equivalent circuit and the actual loss under load condition will be in error to that extent. Many external means of removal of heat from the transformer in the form of different cooling methods give rise to different values for temperature rise of insulation. Hence these permit different levels of loading for the same transformer. Hence the only sure way of ascertaining the rating is by conducting a load test.

It is rather easy to load a transformer of small ratings. As the rating increases it becomes difficult to find a load that can absorb the requisite power and a source to feed the necessary current. As the transformers come in varied transformation ratios, in many cases it becomes extremely difficult to get suitable load impedance.

Further, the temperature rise of the transformer is due to the losses that take place ‘inside’ the transformer. The efficiency of the transformer is above 99% even in modest sizes which means 1 percent of power handled by the transformer actually goes to heat up the machine. The remaining 99% of the power has to be dissipated in a load impedance external to the machine. This is very wasteful in terms of energy also. ( If the load is of unity power factor) Thus the actual loading of the transformer is seldom resorted to. Equivalent loss methods of loading and ‘Phantom’ loading are commonly used in the case of transformers. The load is applied and held constant till the temperature rise of transformer reaches a steady value. If the final steady temperature rise is lower than the maximum permissible value, then load can be increased else it is decreased. That load current which gives the maximum permissible temperature rise is declared as the nominal or rated load current and the volt amperes are computed using the same.

In the equivalent loss method a short circuit test is done on the transformer. The short circuit current is so chosen that the resulting loss taking place inside the transformer is equivalent to the sum of the iron losses, full load copper losses and assumed stray load losses.
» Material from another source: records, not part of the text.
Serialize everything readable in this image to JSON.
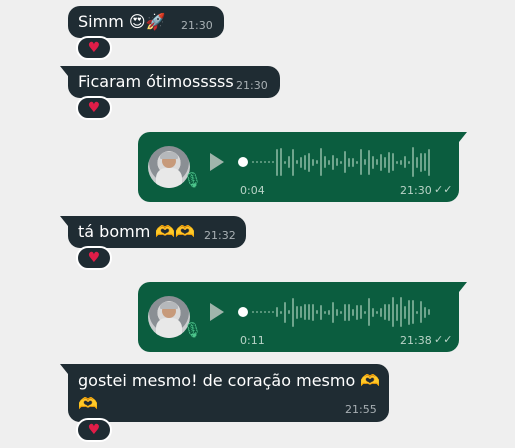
{
  "chat": {
    "messages": [
      {
        "text": "Simm",
        "emoji": "😍🚀",
        "time": "21:30",
        "reaction": "♥"
      },
      {
        "text": "Ficaram ótimosssss",
        "time": "21:30",
        "reaction": "♥"
      },
      {
        "type": "voice",
        "duration": "0:04",
        "time": "21:30"
      },
      {
        "text": "tá bomm",
        "emoji": "🫶🫶",
        "time": "21:32",
        "reaction": "♥"
      },
      {
        "type": "voice",
        "duration": "0:11",
        "time": "21:38"
      },
      {
        "text": "gostei mesmo! de coração mesmo",
        "emoji": "🫶",
        "emoji2": "🫶",
        "time": "21:55",
        "reaction": "♥"
      }
    ]
  },
  "icons": {
    "reaction": "heart-icon",
    "play": "play-icon",
    "mic": "microphone-icon",
    "read": "double-check-icon"
  },
  "colors": {
    "incoming_bubble": "#1f2c33",
    "outgoing_bubble": "#0b5d3f",
    "background": "#efefef",
    "heart": "#e11d48"
  }
}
By this method even though one can pump in equivalent loss inside the transformer, the actual distribution of this loss vastly differs from that taking place in reality. Therefore this test comes close to a load test but does not replace one.
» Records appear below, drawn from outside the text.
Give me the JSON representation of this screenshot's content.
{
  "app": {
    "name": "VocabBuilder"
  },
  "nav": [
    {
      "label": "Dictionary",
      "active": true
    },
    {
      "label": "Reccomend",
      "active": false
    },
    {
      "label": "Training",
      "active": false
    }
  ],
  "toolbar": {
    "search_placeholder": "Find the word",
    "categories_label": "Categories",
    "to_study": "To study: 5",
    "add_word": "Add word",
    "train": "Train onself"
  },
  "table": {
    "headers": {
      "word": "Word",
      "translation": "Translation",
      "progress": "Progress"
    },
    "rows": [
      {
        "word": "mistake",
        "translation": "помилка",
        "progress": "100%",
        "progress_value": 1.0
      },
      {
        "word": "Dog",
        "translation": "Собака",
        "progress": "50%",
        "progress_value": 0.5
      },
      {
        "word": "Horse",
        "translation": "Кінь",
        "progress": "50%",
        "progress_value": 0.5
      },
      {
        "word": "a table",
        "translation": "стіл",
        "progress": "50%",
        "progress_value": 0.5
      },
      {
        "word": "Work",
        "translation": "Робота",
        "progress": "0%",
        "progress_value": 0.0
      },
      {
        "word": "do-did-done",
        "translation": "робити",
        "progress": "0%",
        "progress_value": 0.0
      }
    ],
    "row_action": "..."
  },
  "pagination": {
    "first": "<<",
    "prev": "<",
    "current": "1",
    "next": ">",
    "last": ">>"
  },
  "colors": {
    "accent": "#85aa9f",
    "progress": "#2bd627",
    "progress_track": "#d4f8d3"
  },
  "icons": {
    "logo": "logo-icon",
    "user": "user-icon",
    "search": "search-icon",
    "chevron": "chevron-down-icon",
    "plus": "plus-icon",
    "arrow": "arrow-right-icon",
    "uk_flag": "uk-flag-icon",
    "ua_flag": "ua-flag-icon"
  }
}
Suitable voltage is injected into the loop formed by the two secondaries such that full load current passes through them. An equivalent current then passes through the primary also. The voltage source V1 supplies the magnetizing current and core losses for the two transformers. The second source supplies the load component of the current and losses due to the same. There is no power wasted in a load ( as a matter of fact there is no real load at all) and hence the name Phantom or virtual loading. The power absorbed by the second transformer which acts as a load is pushed back in to the mains. The two sources put together meet the core and copper losses of the two transformers. The transformers work with full flux drawing full load currents and hence are closest to the actual loading condition with a physical load.